delegated authorit( emanates not from an( inherent e-ecutive po%er but from the authorit( delegated b( +ongress. *t is not correct, as ;ustice +arpio posits, that %ithout implementing rules, legislation cannot be faithfull( e-ecuted b( the e-ecutive branch.
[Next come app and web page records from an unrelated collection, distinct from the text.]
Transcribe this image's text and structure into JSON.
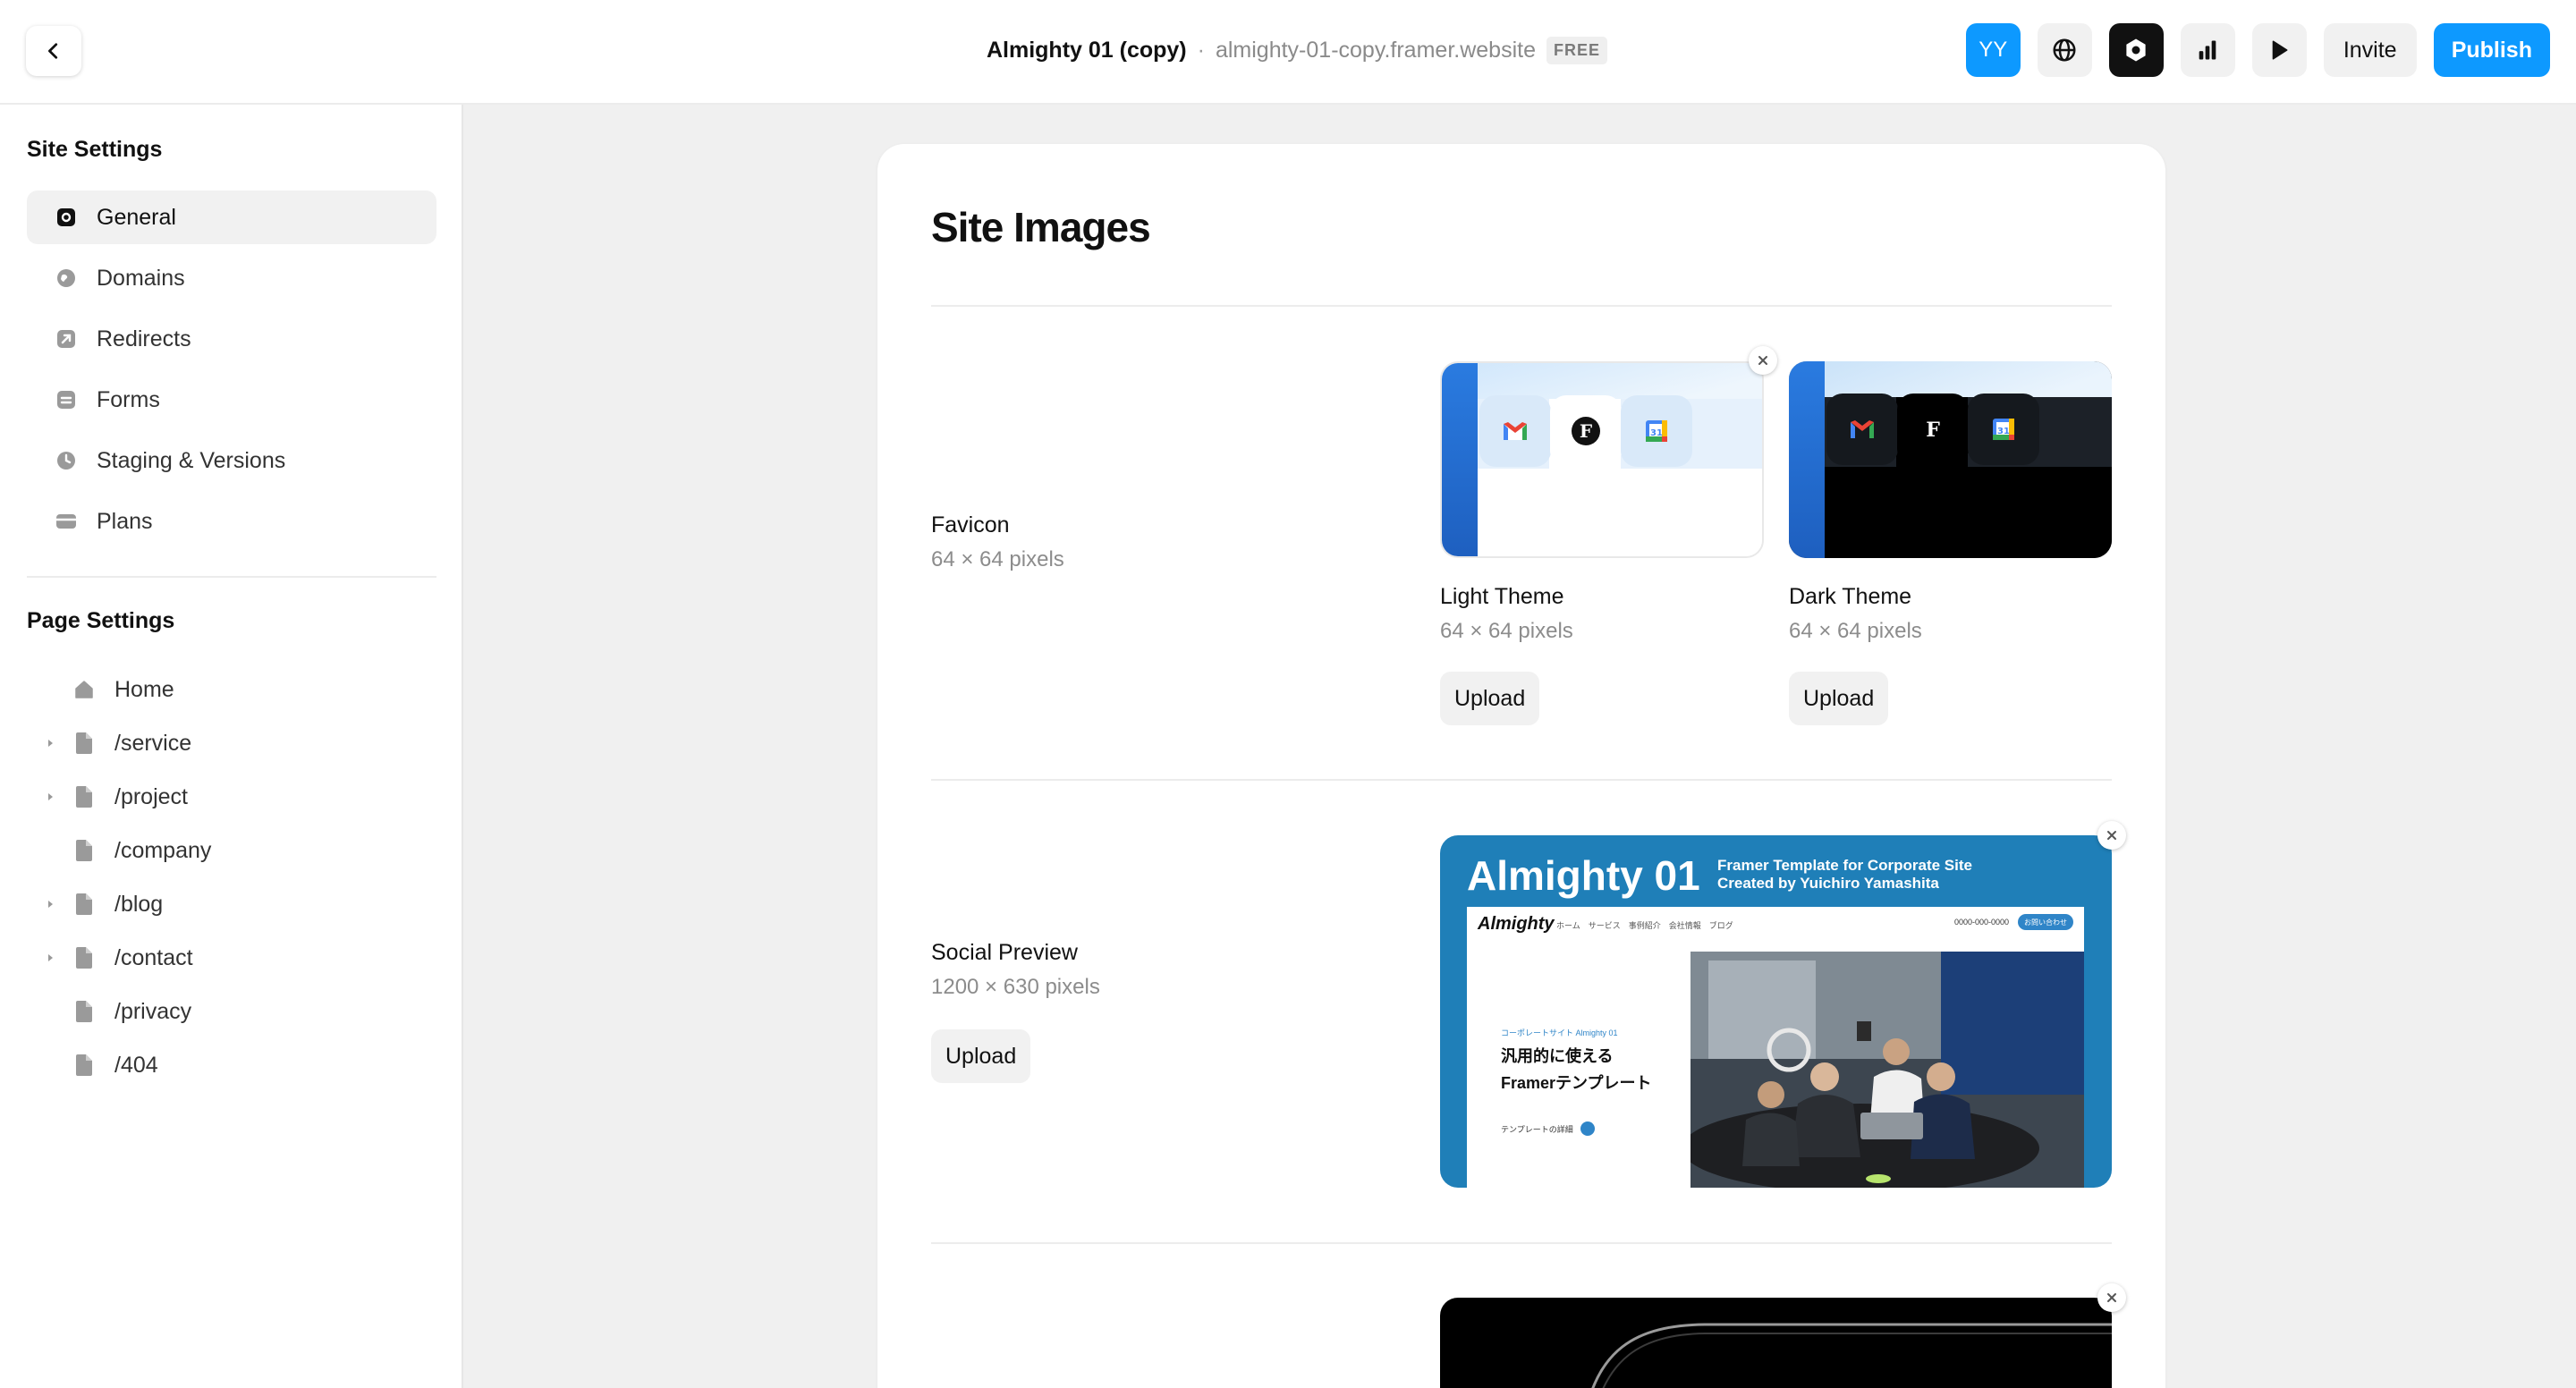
{
  "header": {
    "project_title": "Almighty 01 (copy)",
    "separator": "·",
    "site_url": "almighty-01-copy.framer.website",
    "plan_badge": "FREE",
    "avatar_initials": "YY",
    "invite_label": "Invite",
    "publish_label": "Publish",
    "accent_color": "#0d99ff"
  },
  "sidebar": {
    "site_settings_heading": "Site Settings",
    "site_items": [
      {
        "label": "General",
        "icon": "gear-icon",
        "active": true
      },
      {
        "label": "Domains",
        "icon": "globe-icon"
      },
      {
        "label": "Redirects",
        "icon": "redirect-icon"
      },
      {
        "label": "Forms",
        "icon": "form-icon"
      },
      {
        "label": "Staging & Versions",
        "icon": "clock-icon"
      },
      {
        "label": "Plans",
        "icon": "card-icon"
      }
    ],
    "page_settings_heading": "Page Settings",
    "pages": [
      {
        "label": "Home",
        "icon": "home-icon",
        "expandable": false
      },
      {
        "label": "/service",
        "icon": "page-icon",
        "expandable": true
      },
      {
        "label": "/project",
        "icon": "page-icon",
        "expandable": true
      },
      {
        "label": "/company",
        "icon": "page-icon",
        "expandable": false
      },
      {
        "label": "/blog",
        "icon": "page-icon",
        "expandable": true
      },
      {
        "label": "/contact",
        "icon": "page-icon",
        "expandable": true
      },
      {
        "label": "/privacy",
        "icon": "page-icon",
        "expandable": false
      },
      {
        "label": "/404",
        "icon": "page-icon",
        "expandable": false
      }
    ]
  },
  "main": {
    "title": "Site Images",
    "favicon": {
      "label": "Favicon",
      "size": "64 × 64 pixels",
      "light": {
        "label": "Light Theme",
        "size": "64 × 64 pixels",
        "upload_label": "Upload"
      },
      "dark": {
        "label": "Dark Theme",
        "size": "64 × 64 pixels",
        "upload_label": "Upload"
      }
    },
    "social_preview": {
      "label": "Social Preview",
      "size": "1200 × 630 pixels",
      "upload_label": "Upload",
      "preview": {
        "heading": "Almighty 01",
        "tagline_1": "Framer Template for Corporate Site",
        "tagline_2": "Created by Yuichiro Yamashita",
        "logo": "Almighty",
        "nav": "ホーム　サービス　事例紹介　会社情報　ブログ",
        "phone": "0000-000-0000",
        "cta": "お問い合わせ",
        "small_heading": "コーポレートサイト Almighty 01",
        "main_line_1": "汎用的に使える",
        "main_line_2": "Framerテンプレート",
        "link_text": "テンプレートの詳細",
        "brand_color": "#1f7fb8"
      }
    }
  }
}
Man( of our ke( la%s, including the +ivil +ode, the Revised Penal +ode, the +orporation +ode, the Dand Registration Act and the Propert( Registration 1ecree, do not have *mplementing Rules. *t has never been suggested that the enforcement of these la%s is unavailing, or that the absence of implementing rules to these la%s indicates insufficient statutor( details that should preclude their enforcement. (2ee DBM v.:olonwel )radin/, 5.R. 6os. 19"7$:, 19"717 M 19"7" , : ;une #$$9, "#0 2+RA " 1, 7$!.) *n reCecting the theor( that the po%er to craft implementing rules is e-ecutive in character and reaffirming instead that such po%er arises from a legislative grant, the +ourt asserts that +ongress retains the po%er to impose statutor( conditions in the drafting of implementing rules, provided that such conditions do not take on the character of a legislative veto. +ongress can designate %hich officers or entities should participate in the drafting of implementing rules. *t ma( impose statutor( restraints on the participants in the drafting of implementing rules, and the President is obliged to observe such restraints on the e-ecutive officials, even if he thinks the( are unnecessar( or foolhard(. The unconstitutional nature of the legislative veto does not ho%ever bar +ongress from imposing conditions %hich the President must compl( %ith in the e-ecution of the la%. After all, the President has the constitutional dut( to faithfull( e-ecute the la%s.

This stance is called for b( Cudicial restraint as %ell as the presumption of constitutionalit( accorded to la%s enacted b( +ongress, a co'e?ual branch. *t is also finds support in +elae% v. 6*ditor 8eneral (1## Phil. 7" =1 7">).

!07 Phil. !#1 (1

9). /mphasis in the original.


*n particular, the Philippine 2tar and the Manila 2tandard. 2ection !7, *RR of RA !!".